Consumption of fruits and vegetables that contain relatively large amounts of pesticide residue may affect men's sperm counts and the number of normal-looking sperm they produce, a potential factor in fertility problems, Harvard University researchers reported Monday.
The study by researchers at the T.H. Chan School of Public Health, described as the first to link pesticides in fruits and vegetables to reproductive problems, leaves many questions unanswered. Because of the study's design, the researchers could not determine whether the pesticide residue caused the problems they found in the sperm of 155 men who provided samples at a fertility clinic.
But the results were clear enough to "suggest that exposure to pesticides used in agricultural production through diet may be sufficient to affect spermatogenesis in humans," the researchers wrote in their paper, published online in the journal Human Reproduction.
Pesticides have long been suspected for a possible impact on sperm production among men who work with them or are heavily exposed to them in the environment. And while consumption of pesticide residue does increase the chemicals' presence in urine, there is so far little evidence that affects human health, according to Jorge Chavarro, an assistant professor of nutrition and epidemiology at the public health school, and one of the authors of the study.
The researchers used U.S. Department of Agriculture data to classify the levels of pesticide residue in 35 fruits and vegetables between 2006 and 2012. They asked 155 men how much of each they ate (they averaged .9 daily servings of high-pesticide produce and 2.3 servings of low- to moderate-pesticide fruits and vegetables), then checked their semen samples for a variety of problems.

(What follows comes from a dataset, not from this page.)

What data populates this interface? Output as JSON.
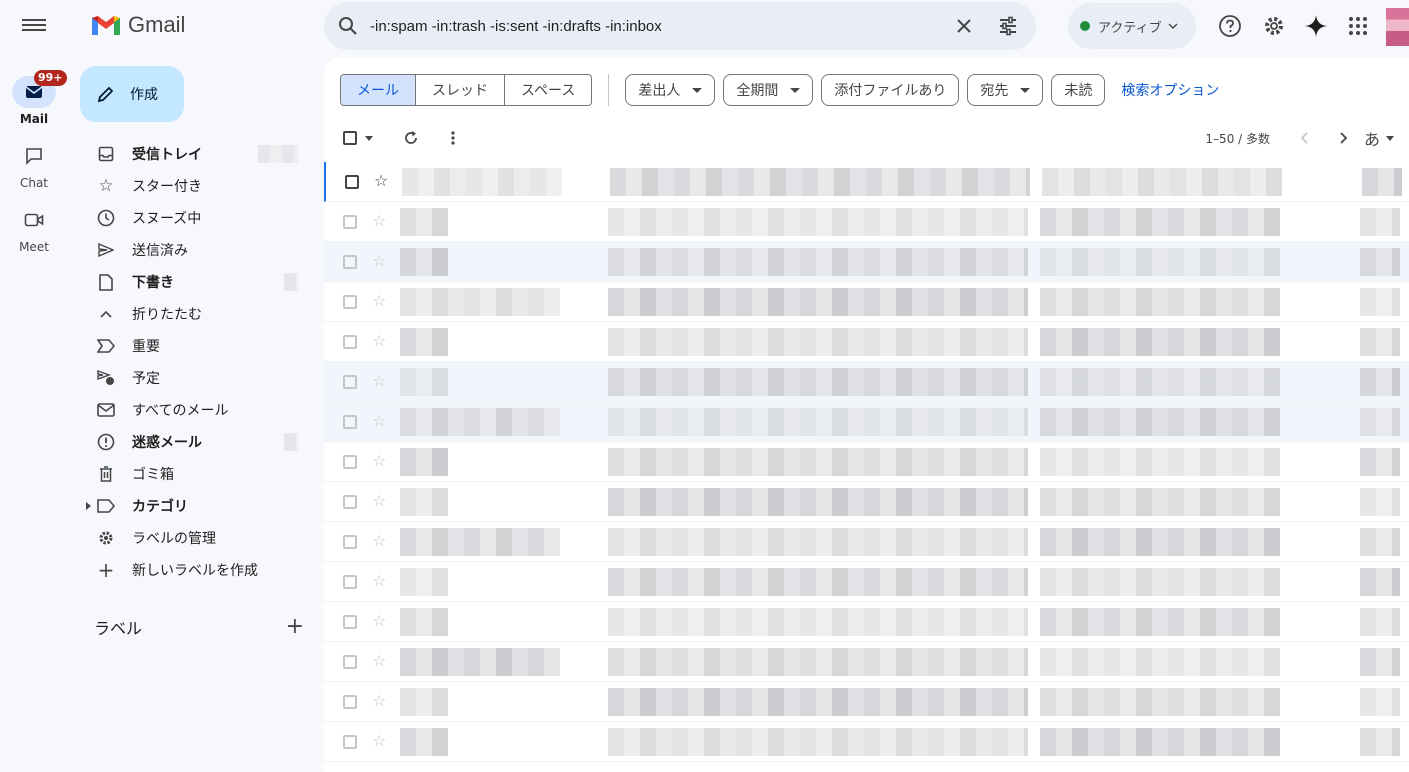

When they ruled out smoking, obesity, age, physical activity and other factors, they found that men who consumed the largest amounts of high-residue fruits and vegetables had 49 percent lower sperm counts, 32 percent fewer normal-appearing sperm and a 29 percent lower ejaculate volume than men who ate the smallest amounts of those fruits and vegetables.
"I think this raises a lot more questions," Chavarro said in an interview. "It was actually very surprising to me ... that we were able to identify such a strong association, which to me says there is something going on there." But much more research, including a controlled, randomized study, is needed, he said. The study cautioned that because the research subjects were men who already were seeking help with possible fertility problems, the findings may not be applicable to the general public.
If there is a link, the study also doesn't tell us whether a single chemical in pesticides or many chemicals may be the culprit, Chavarro said. "One of the limitations of this study is that we cannot link exposure to any one pesticide. It may be linking back to a pesticide mixture, which is more difficult to assess," he said.
Nor would washing the foods carefully help eliminate the chemicals, he said. Pesticide residue can get into the roots of fruits and vegetables from the ground and into the substance of the foods themselves, Chavarro said.
Of course, that doesn't mean that people — even men being evaluated for possible fertility problems — should stop eating fruits and vegetables, which are widely recommended as part of a healthful diet. Chavarro said people should choose organic fruits and vegetables, which have been shown to contain much less pesticide residue, if they can, or select fruits and vegetables that don't absorb as much pesticide (see list below).
I've contacted Croplife America, which represents pesticide manufacturers, distributors and users, and am waiting for their reaction to the study.